■ ENTRIES SUPPLIED:
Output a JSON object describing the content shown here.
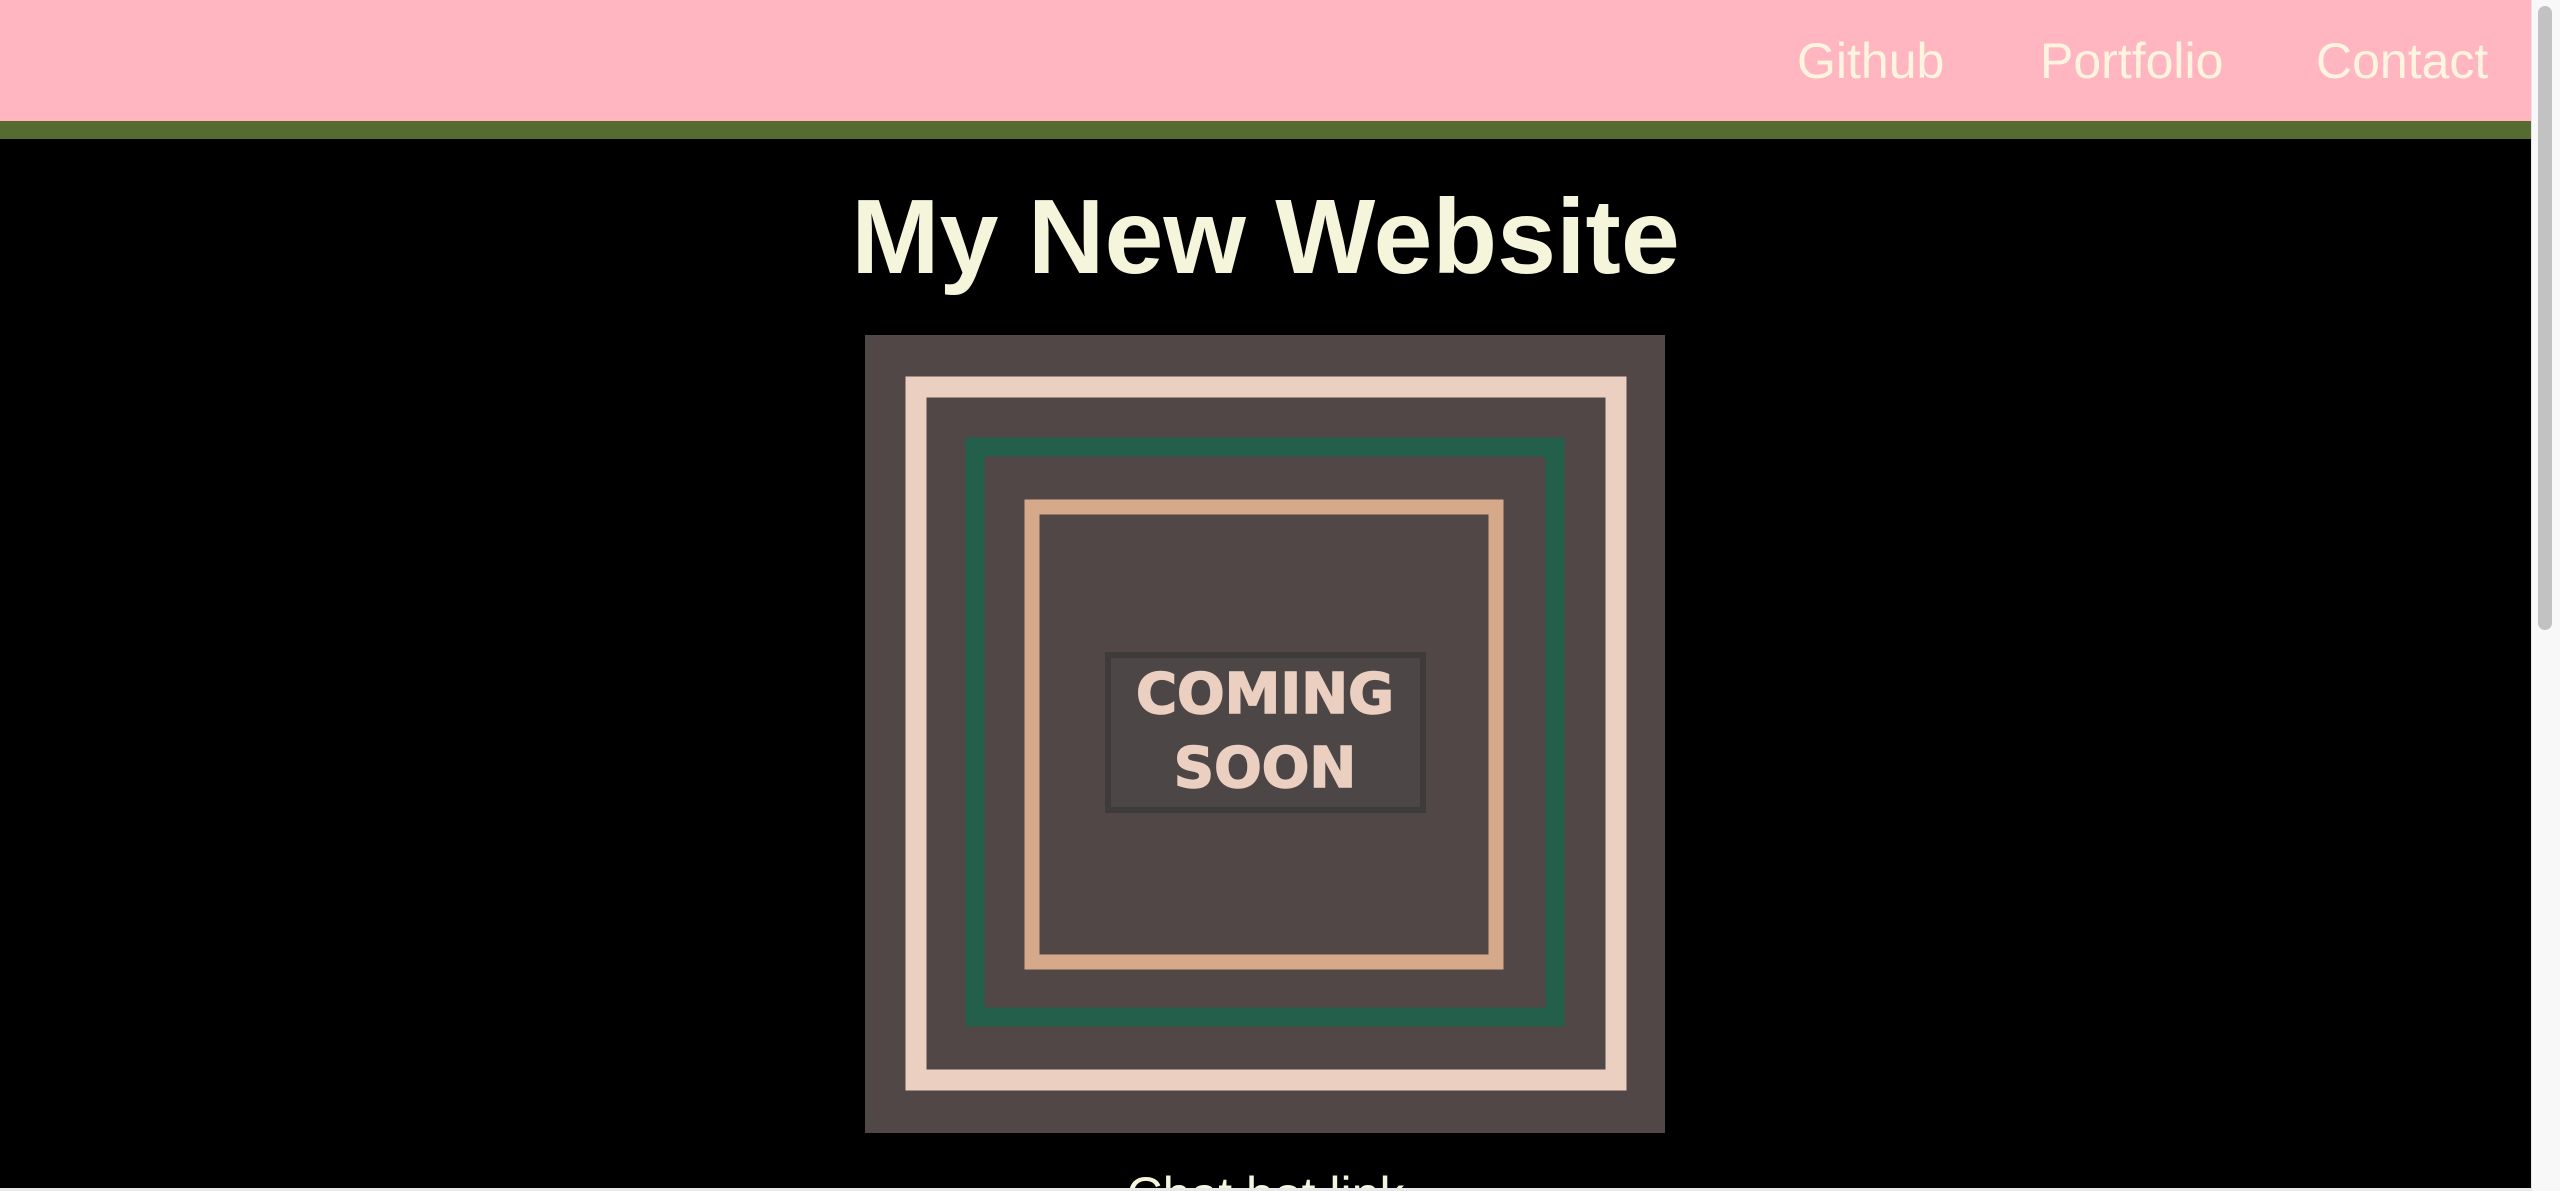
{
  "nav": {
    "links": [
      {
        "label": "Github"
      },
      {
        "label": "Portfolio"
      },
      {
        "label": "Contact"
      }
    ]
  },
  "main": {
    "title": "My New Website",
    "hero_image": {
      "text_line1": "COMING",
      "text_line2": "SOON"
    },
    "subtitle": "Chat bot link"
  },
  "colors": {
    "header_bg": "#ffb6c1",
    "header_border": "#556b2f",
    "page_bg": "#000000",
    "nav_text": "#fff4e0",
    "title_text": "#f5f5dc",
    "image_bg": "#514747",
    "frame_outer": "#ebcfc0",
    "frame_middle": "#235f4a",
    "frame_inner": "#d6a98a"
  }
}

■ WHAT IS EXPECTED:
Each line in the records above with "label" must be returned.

■ ANSWER SPACE:
        "label": "Github"
        "label": "Portfolio"
        "label": "Contact"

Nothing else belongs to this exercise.